It could have been drawn by Gabrielle Chanel herself. Black. White. The timeless elegance of contrasts and clean lines. The J12 is shot through with the essence of Chanel, and yet owes nothing to Coco’s impeccable eye. This horological stroke of genius, as fresh today as eighteen years ago, is the work of Jacques Helleu, the late lamented artistic director who thirteen years earlier had taken Chanel into the world of watches with the Première. Back then, industry insiders were dubitative as to a Haute Couture house’s inclinations to break into watchmaking territory. When the J12 was launched, the barriers came down.
The ceramic revolution
Mademoiselle Chanel firmly believed that “black has everything. So has white. They have absolute beauty. They are a perfect match.” The J12 put the seal on their union and, at the same time, dropped a stylistic bombshell. High-tech ceramic had barely made inroads into watchmaking. Only Rado had thus far dared bet on this innovative and equally hard-to-machine material, with a collection unveiled in 1986. It would be down to the J12 to kickstart the trend, and spark something of a media frenzy in the process.
As always at Chanel, design came first, technique followed. Jacques Helleu sat down and asked himself the basic question, how could he do credit to Gabrielle Chanel’s beloved black, and how could he elevate its intensity? Ceramic quickly emerged as the perfect solution. This innovative material offers numerous advantages. Six times harder than steel, it is scratchproof, hypoallergenic and naturally adapts to the temperature of the skin. It is also highly complex to produce. Undeterred, Chanel put together its own formula, a blend of zirconium dioxide (zirconia) and yttrium oxide (yttria) powders, natural minerals, pigments and a binding agent which is heated to over 1,000°C. Machine-polished in successive stages, the result is striking. The J12’s sporty silhouette, which Jacques Helleu had imagined as simple and essential, is draped in absolute black. The ceramic case is topped by a wide bezel with a notched steel surround. The bracelet wraps its three rows of articulated links around the wrist, as supple as a second skin.

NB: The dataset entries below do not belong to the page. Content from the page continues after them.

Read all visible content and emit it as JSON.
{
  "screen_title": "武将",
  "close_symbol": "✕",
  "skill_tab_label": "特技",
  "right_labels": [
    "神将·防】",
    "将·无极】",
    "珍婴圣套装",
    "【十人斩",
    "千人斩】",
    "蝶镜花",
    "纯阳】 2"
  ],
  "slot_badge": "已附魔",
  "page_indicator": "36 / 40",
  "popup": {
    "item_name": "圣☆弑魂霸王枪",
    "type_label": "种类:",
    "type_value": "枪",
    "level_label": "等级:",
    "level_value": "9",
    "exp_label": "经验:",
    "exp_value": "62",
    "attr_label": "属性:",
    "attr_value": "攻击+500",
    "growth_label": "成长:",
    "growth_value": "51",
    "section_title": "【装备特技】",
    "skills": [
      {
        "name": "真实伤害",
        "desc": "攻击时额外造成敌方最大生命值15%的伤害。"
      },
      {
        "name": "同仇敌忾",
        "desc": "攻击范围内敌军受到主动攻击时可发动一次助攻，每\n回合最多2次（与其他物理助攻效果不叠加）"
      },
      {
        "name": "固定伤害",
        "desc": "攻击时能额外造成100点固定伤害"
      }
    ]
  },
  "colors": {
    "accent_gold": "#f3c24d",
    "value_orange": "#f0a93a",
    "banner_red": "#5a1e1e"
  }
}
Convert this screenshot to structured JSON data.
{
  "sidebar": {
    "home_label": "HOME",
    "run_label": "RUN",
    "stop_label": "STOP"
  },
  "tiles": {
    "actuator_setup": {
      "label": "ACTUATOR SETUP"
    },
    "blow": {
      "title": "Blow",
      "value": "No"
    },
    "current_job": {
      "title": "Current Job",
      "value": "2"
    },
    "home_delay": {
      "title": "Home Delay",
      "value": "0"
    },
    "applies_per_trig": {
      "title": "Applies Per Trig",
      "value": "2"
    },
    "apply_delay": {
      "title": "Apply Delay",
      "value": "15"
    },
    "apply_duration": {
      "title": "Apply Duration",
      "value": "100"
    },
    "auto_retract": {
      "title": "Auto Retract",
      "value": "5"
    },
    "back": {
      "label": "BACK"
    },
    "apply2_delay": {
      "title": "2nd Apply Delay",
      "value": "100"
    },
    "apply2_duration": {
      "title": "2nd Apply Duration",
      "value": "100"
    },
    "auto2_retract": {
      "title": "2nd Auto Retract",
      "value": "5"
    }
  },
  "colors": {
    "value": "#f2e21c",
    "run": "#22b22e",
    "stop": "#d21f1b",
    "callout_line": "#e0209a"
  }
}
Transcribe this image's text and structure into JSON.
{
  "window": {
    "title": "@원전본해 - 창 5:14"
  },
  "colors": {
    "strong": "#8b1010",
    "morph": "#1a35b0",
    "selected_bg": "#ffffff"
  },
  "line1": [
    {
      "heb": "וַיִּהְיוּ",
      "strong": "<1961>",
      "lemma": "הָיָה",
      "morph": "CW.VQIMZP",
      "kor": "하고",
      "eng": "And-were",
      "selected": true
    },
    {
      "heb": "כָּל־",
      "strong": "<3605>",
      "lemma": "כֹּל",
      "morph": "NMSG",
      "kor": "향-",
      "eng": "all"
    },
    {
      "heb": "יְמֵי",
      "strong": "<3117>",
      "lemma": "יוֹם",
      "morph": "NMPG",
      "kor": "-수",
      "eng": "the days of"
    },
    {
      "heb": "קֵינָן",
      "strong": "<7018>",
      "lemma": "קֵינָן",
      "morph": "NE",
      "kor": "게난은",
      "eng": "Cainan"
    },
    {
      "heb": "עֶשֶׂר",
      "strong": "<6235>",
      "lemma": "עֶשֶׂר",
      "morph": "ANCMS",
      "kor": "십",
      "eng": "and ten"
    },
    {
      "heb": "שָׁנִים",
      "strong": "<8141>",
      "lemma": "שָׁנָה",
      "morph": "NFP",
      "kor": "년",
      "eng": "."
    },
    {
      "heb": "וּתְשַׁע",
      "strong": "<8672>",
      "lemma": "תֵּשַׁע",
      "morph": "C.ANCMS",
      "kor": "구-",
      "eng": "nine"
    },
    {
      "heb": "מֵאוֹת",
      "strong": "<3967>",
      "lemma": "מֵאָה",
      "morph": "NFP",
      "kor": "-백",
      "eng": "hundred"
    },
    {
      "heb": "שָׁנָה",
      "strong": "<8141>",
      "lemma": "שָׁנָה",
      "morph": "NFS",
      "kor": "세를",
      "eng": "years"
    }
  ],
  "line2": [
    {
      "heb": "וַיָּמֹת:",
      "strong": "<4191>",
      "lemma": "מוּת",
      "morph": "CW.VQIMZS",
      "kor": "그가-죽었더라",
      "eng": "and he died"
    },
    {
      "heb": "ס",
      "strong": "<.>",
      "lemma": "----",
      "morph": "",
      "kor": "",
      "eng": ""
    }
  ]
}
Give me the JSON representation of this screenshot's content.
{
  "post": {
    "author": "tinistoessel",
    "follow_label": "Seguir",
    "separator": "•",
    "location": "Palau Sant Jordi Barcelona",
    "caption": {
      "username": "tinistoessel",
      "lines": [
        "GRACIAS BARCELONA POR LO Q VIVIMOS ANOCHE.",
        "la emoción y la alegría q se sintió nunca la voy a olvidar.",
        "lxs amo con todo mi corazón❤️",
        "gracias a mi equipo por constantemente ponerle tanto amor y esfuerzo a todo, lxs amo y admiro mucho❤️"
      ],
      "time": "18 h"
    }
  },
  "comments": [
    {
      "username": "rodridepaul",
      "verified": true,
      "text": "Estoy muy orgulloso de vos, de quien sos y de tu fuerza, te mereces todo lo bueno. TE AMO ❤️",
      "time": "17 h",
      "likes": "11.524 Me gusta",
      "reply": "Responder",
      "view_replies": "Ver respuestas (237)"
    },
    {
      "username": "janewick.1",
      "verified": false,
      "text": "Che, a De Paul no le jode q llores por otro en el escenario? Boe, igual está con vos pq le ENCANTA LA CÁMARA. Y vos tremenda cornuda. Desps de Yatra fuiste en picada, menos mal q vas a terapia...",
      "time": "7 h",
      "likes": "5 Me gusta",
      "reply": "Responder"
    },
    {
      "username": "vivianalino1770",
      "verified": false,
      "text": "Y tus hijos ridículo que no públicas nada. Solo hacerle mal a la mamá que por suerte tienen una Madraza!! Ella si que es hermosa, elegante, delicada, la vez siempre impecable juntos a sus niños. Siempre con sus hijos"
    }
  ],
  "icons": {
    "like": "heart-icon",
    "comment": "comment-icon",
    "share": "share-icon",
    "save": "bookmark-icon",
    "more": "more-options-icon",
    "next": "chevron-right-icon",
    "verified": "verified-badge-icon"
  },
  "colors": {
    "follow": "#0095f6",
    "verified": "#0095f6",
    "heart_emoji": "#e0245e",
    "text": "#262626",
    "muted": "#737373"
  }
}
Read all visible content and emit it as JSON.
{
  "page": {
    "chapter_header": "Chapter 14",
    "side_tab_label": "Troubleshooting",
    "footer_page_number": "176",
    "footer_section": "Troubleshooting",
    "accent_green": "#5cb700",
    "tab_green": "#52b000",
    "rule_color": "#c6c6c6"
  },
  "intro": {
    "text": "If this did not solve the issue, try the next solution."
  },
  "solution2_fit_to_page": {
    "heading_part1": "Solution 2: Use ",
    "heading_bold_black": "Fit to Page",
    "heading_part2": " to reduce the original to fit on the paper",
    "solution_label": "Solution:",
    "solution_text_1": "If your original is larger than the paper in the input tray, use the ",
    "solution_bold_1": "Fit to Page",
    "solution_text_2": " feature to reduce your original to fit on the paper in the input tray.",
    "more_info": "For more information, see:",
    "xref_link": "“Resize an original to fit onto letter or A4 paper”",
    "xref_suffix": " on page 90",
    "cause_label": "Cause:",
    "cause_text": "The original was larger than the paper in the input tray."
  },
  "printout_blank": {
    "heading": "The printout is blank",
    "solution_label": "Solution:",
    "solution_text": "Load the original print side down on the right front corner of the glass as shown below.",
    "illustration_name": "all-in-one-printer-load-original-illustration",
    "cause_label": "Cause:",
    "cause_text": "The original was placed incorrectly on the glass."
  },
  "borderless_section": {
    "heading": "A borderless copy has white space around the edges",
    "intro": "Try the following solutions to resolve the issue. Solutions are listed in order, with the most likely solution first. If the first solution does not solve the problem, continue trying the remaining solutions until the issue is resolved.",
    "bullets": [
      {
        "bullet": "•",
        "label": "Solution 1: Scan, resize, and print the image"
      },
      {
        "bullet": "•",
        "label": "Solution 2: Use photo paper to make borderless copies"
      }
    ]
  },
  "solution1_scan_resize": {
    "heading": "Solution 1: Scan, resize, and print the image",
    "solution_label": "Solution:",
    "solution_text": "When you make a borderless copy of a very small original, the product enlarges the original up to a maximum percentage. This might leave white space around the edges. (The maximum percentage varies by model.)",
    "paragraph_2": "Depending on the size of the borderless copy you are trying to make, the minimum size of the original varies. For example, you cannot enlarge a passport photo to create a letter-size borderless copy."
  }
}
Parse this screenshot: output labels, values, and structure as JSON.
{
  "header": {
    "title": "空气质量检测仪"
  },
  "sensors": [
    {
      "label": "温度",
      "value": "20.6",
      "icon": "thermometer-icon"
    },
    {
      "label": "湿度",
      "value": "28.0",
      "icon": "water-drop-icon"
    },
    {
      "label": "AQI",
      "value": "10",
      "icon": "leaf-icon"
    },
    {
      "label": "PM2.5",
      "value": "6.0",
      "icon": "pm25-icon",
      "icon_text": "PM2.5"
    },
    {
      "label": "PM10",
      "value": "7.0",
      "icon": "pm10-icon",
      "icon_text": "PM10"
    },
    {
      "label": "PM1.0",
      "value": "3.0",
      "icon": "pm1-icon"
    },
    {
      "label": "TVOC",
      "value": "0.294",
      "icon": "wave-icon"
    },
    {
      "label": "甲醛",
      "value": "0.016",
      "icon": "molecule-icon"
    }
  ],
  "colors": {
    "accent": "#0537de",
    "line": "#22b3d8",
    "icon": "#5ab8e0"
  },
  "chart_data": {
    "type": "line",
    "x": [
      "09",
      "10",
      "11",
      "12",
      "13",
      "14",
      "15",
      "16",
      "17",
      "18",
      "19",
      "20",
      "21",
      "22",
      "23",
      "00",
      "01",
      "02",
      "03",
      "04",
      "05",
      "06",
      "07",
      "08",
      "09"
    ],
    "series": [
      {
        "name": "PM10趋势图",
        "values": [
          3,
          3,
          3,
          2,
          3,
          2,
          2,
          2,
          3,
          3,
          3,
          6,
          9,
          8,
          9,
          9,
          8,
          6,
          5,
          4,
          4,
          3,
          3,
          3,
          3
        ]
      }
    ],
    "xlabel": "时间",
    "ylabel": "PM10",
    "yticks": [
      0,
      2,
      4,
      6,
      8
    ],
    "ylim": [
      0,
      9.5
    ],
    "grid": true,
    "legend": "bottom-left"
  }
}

Black has the final say on the dial too, interrupted only by twelve Arabic numerals, the railroad minute track in the centre, and the “Automatic” inscription that leaves no doubt as to the mechanical nature of the movement.
The J12 sparked a media frenzy. Better still, it was declared an icon of twenty-first-century watchmaking.
From the moment it landed, the J12 took the market by storm. Journalists described it as nothing less than a phenomenon. Better still, it was declared an icon of twenty-first-century watchmaking. Understandably, given this rapturous welcome, barely three years later Chanel launched a new iteration in white ceramic, its almost opalescent sheen a reminder of the camelia Gabrielle Chanel wore in her buttonhole. As demand continued to grow, Chanel integrated the expertise of its ceramics manufacturer, G&F Châtelain, in La Chaux-de-Fonds. The J12’s whirlwind success inspired new variations with the introduction of a tourbillon in 2005. A further five years on, and more mechanical intricacies found their way into Chanel’s new icon in the form of a retrograde mysterious movement. A new year brought yet another innovation for the J12, which in 2011 became the Chromatic, its forms sculpted from titanium ceramic, the colour of a storm-laden sky, displaying different nuances as the light changes.
From haute couture to high precision
Throughout the years, the J12 has shown itself to be a most versatile design, whether dressed up for evening under a cloak of diamonds or in sports mode with a blue unidirectional rotating bezel. It can be light as a feather as the Superleggera, cut from ceramic and aluminium. Or a stickler for precision when powered by Calibre 3125, personalised by Audemars Piguet for Chanel with a black high-tech ceramic rotor mounted on ceramic bearings. It can be made for the catwalk, more glamorous than ever in its XS version, attached to a cuff in rock-chic leather or hand-embroidered with sequins by Lesage. It even lends itself to a ring, the ultimate accessory for a woman who likes to keep time close at hand. Yet however many versions it inspires, its identity is undiluted. First black. Then white. And the magic of ceramic to crown the unmistakable and elegant lines that Jacques Helleu imagined 18 years ago.